§ **Material for the task**
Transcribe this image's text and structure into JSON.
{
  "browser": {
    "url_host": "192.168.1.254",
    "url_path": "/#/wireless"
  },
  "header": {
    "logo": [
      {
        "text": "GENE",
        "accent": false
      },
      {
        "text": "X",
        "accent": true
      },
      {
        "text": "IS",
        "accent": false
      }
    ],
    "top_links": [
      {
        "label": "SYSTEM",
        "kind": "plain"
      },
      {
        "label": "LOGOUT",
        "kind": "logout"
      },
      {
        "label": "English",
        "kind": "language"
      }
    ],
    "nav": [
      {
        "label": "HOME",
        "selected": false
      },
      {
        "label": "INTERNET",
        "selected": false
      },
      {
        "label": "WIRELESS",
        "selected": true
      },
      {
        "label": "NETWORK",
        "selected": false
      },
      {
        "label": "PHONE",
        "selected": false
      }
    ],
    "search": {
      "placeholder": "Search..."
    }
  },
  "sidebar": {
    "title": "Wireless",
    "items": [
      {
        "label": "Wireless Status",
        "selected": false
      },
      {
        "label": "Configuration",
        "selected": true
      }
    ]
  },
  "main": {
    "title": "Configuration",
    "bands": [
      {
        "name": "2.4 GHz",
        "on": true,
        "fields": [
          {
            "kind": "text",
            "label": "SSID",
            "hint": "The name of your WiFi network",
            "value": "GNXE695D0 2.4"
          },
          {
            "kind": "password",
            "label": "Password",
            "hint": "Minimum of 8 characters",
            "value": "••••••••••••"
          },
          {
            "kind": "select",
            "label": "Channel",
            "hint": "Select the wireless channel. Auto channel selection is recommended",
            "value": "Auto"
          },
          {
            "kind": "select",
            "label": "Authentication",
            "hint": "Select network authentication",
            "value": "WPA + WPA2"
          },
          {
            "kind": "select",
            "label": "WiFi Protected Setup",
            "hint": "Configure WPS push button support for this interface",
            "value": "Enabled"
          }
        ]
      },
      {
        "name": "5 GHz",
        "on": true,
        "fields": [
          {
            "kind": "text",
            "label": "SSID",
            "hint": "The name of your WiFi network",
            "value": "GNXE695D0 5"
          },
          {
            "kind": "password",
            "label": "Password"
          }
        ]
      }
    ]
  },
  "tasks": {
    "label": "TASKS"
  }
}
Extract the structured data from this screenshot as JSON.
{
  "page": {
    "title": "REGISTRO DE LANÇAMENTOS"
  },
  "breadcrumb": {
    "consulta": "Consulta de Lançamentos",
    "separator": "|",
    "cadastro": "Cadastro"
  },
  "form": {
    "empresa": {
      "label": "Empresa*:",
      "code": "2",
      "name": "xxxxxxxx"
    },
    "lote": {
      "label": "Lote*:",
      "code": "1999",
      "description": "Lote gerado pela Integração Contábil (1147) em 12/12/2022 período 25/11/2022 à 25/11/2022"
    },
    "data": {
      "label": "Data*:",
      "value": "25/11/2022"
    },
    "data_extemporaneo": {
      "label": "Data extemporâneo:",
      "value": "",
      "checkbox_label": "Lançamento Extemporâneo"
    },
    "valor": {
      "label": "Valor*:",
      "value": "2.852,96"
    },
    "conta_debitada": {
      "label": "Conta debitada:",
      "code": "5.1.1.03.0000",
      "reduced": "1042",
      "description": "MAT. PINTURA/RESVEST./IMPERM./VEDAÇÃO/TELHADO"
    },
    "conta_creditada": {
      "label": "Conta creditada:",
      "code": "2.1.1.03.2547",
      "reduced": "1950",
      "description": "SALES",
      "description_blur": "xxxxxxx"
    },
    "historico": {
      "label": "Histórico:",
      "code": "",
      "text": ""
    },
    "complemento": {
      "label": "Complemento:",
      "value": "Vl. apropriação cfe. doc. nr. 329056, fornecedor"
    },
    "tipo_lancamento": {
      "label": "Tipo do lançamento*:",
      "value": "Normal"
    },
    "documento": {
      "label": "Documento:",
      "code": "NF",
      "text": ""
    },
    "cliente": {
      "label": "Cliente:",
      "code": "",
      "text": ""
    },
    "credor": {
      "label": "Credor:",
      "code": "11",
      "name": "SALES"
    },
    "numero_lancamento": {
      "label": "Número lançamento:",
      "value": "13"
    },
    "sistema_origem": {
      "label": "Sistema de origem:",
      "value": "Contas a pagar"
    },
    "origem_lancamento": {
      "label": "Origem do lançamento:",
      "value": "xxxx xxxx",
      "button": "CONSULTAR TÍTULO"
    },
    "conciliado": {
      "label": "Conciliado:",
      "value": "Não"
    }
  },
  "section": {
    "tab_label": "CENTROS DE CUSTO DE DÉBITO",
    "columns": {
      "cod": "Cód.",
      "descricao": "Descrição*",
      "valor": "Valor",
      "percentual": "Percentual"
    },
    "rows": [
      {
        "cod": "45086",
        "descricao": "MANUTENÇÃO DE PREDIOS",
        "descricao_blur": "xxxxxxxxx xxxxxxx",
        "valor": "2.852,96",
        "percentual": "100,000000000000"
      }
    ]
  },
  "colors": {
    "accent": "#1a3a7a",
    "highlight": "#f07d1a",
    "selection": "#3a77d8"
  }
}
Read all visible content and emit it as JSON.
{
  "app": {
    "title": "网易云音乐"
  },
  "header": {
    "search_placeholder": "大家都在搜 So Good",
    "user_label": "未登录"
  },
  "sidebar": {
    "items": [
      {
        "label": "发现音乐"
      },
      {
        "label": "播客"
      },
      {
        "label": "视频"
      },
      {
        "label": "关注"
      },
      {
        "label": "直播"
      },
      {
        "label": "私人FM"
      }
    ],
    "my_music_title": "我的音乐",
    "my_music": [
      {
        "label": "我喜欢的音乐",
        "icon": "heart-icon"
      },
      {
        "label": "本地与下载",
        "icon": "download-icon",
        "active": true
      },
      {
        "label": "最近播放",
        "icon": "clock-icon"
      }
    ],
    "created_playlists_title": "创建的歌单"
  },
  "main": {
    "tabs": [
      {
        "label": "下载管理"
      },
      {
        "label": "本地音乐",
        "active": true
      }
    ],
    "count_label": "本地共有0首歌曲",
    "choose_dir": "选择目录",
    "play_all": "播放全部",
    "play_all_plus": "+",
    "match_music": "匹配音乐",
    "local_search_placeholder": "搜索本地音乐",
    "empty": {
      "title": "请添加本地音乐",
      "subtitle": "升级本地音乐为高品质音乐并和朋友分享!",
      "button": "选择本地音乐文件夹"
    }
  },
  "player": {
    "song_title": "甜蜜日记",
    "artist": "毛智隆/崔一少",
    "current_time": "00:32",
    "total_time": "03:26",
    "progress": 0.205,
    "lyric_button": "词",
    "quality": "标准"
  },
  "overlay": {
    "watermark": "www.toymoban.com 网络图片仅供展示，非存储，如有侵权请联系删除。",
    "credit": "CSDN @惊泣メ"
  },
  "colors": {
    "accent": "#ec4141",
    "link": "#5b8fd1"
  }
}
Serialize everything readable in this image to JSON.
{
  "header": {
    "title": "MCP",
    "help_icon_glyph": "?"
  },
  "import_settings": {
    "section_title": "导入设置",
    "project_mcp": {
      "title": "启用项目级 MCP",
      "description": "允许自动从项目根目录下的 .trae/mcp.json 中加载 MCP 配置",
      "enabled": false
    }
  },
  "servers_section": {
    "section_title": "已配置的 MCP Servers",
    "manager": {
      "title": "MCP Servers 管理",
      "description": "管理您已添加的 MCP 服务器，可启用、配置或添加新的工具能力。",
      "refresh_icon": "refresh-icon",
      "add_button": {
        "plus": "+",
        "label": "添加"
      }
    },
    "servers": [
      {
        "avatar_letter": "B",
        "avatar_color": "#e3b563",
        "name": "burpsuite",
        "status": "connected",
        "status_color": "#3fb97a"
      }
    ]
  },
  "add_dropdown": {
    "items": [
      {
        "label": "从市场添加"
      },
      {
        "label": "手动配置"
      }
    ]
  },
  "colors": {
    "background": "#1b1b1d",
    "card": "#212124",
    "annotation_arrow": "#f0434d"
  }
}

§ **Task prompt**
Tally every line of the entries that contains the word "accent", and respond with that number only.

§ **Expected output**
5